These collections of videos not only bring you engaging documentatry inforamtion about Namibia, but also showcase the stunning beauty and diversity of the country.
You can also find out more about our extensive and ground-breaking conservation work, ensuring our national and natural treasure are protected and nurtured for the future generations.
The Damara King Festival
film presents highlights from the 2016 Damara King's Festival, an annual event taking place in the village of Okombahe in west Namibia. Now in its 37th year, Damara/≠Nūkhoen people gather at the festival to sing, dance, eat, and receive counsel from their king, Justus |Uruhe ||Garoëb. Lineages from all over the country arrive dressed in the emblematic blue, green and white of the Damara nation. Women wear long Victorian dresses that mimic the attire of influential colonial missionaries. Men are adorned in matching T-shirts and remnants of colonial and WWI military paraphernalia. Others remember their pre-colonial pasts by wearing costumes made of skins of the wild animals.
In 2016 the festival took place at the end of an intense three-year drought. Calling for rain formed a major focus of the festival which, in a potent moment of relief and gratitude, was blessed by the first showers of the season.
This film offers an intimate portrait of one community’s diverse celebration of itself.
This video forms part of the Future Pasts research project (futurepasts.net), funded through the UK's Arts and Humanities Research Council Care for the Future research theme (careforthefuture.exeter.ac.uk/), Bath Spa University (bathspa.ac.uk/) (grant ref. AH/K005871/2), and SOAS University of London.

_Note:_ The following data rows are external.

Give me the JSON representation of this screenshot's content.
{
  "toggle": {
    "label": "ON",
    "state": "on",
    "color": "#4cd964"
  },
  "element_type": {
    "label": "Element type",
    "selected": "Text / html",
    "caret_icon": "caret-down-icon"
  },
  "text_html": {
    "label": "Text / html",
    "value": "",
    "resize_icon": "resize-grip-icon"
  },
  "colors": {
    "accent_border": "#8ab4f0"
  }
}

Filmed by Andrew Botelle, Namibia
Other videos in this collection: